Start of Block

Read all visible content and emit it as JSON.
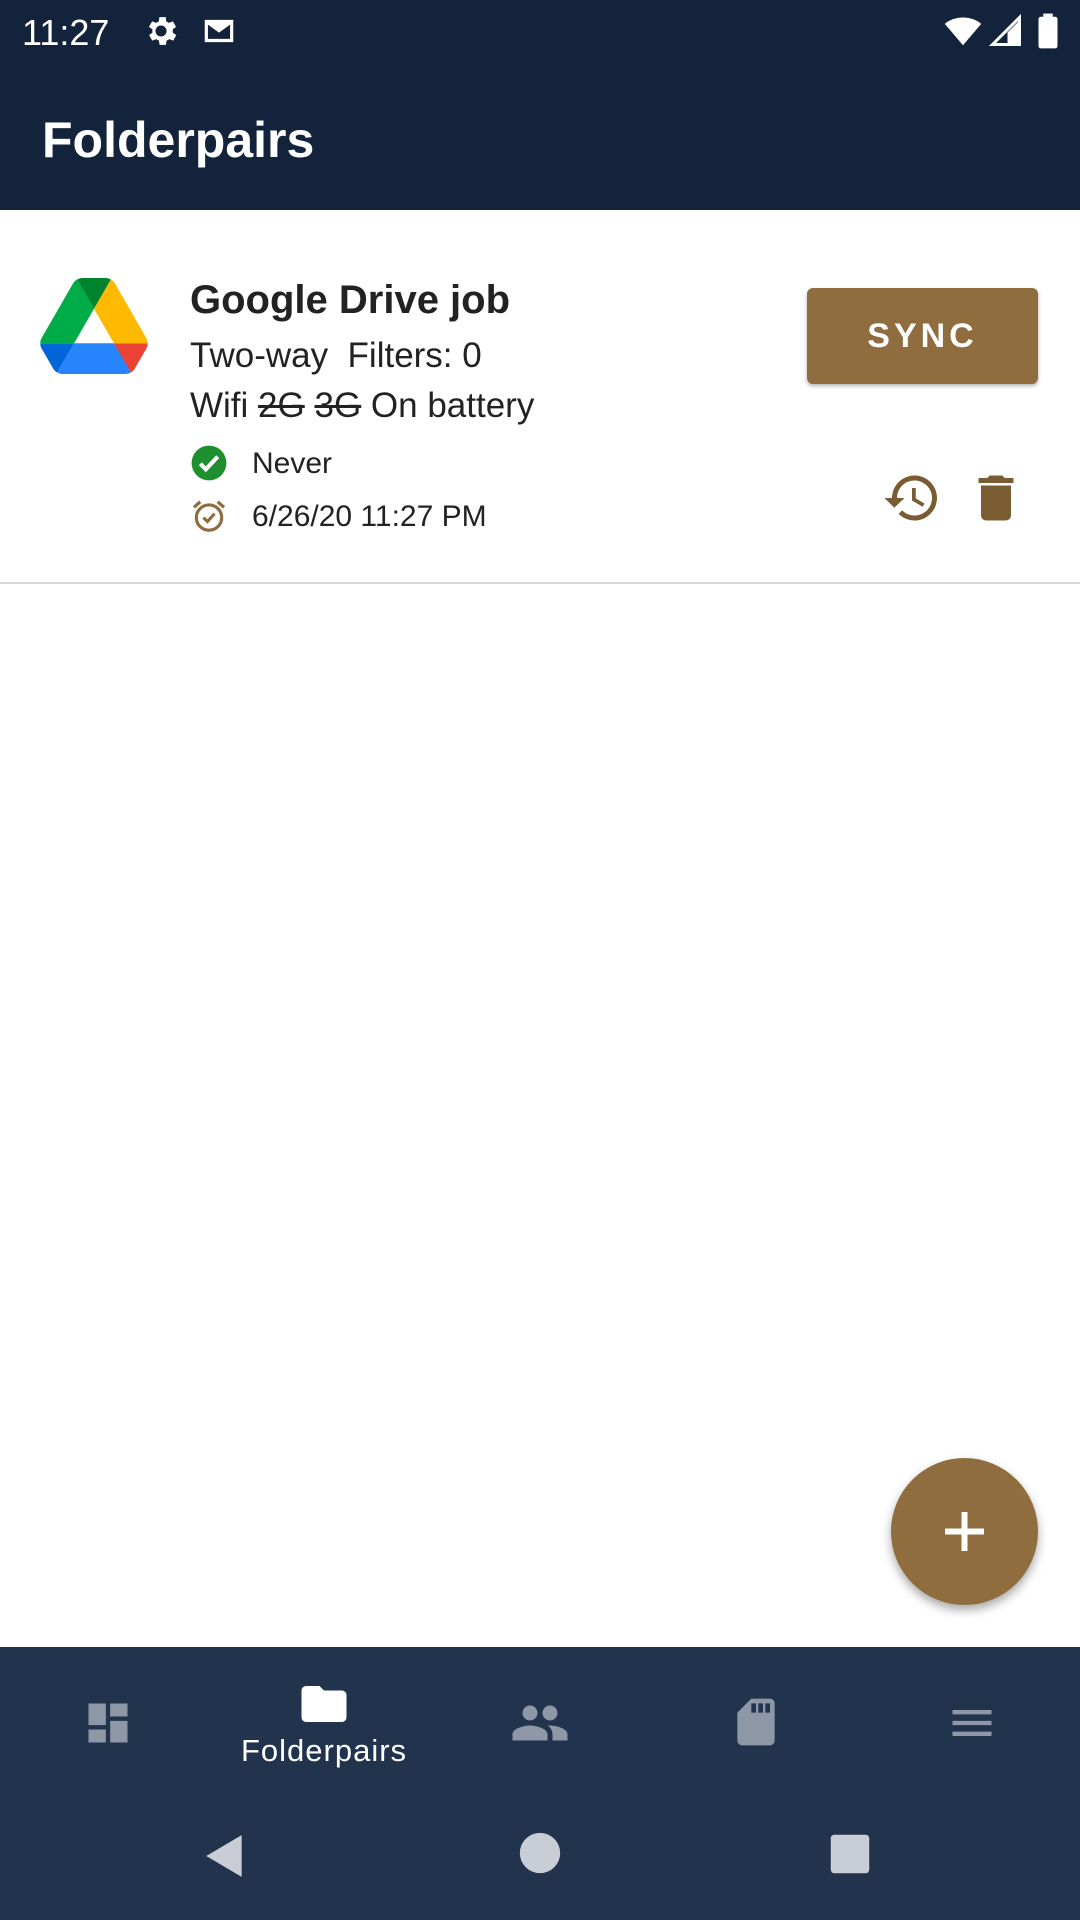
{
  "status_bar": {
    "time": "11:27",
    "icons": [
      "settings-gear-icon",
      "gmail-icon",
      "wifi-icon",
      "cell-signal-icon",
      "battery-icon"
    ]
  },
  "app_bar": {
    "title": "Folderpairs"
  },
  "job": {
    "title": "Google Drive job",
    "line1": "Two-way  Filters: 0",
    "wifi": "Wifi",
    "net_2g": "2G",
    "net_3g": "3G",
    "battery": "On battery",
    "last_sync": "Never",
    "next_sync": "6/26/20 11:27 PM",
    "sync_label": "SYNC"
  },
  "bottom_nav": {
    "items": [
      {
        "icon": "dashboard-icon",
        "label": ""
      },
      {
        "icon": "folder-icon",
        "label": "Folderpairs"
      },
      {
        "icon": "accounts-icon",
        "label": ""
      },
      {
        "icon": "sd-card-icon",
        "label": ""
      },
      {
        "icon": "menu-icon",
        "label": ""
      }
    ]
  },
  "colors": {
    "app_bar": "#13233b",
    "nav_bar": "#21334d",
    "accent": "#8f6d3f",
    "success": "#1e8f2f"
  }
}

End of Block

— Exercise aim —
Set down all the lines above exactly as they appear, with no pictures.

— Result for this task —
Read all visible content and emit it as JSON.
{
  "status_bar": {
    "time": "11:27",
    "icons": [
      "settings-gear-icon",
      "gmail-icon",
      "wifi-icon",
      "cell-signal-icon",
      "battery-icon"
    ]
  },
  "app_bar": {
    "title": "Folderpairs"
  },
  "job": {
    "title": "Google Drive job",
    "line1": "Two-way  Filters: 0",
    "wifi": "Wifi",
    "net_2g": "2G",
    "net_3g": "3G",
    "battery": "On battery",
    "last_sync": "Never",
    "next_sync": "6/26/20 11:27 PM",
    "sync_label": "SYNC"
  },
  "bottom_nav": {
    "items": [
      {
        "icon": "dashboard-icon",
        "label": ""
      },
      {
        "icon": "folder-icon",
        "label": "Folderpairs"
      },
      {
        "icon": "accounts-icon",
        "label": ""
      },
      {
        "icon": "sd-card-icon",
        "label": ""
      },
      {
        "icon": "menu-icon",
        "label": ""
      }
    ]
  },
  "colors": {
    "app_bar": "#13233b",
    "nav_bar": "#21334d",
    "accent": "#8f6d3f",
    "success": "#1e8f2f"
  }
}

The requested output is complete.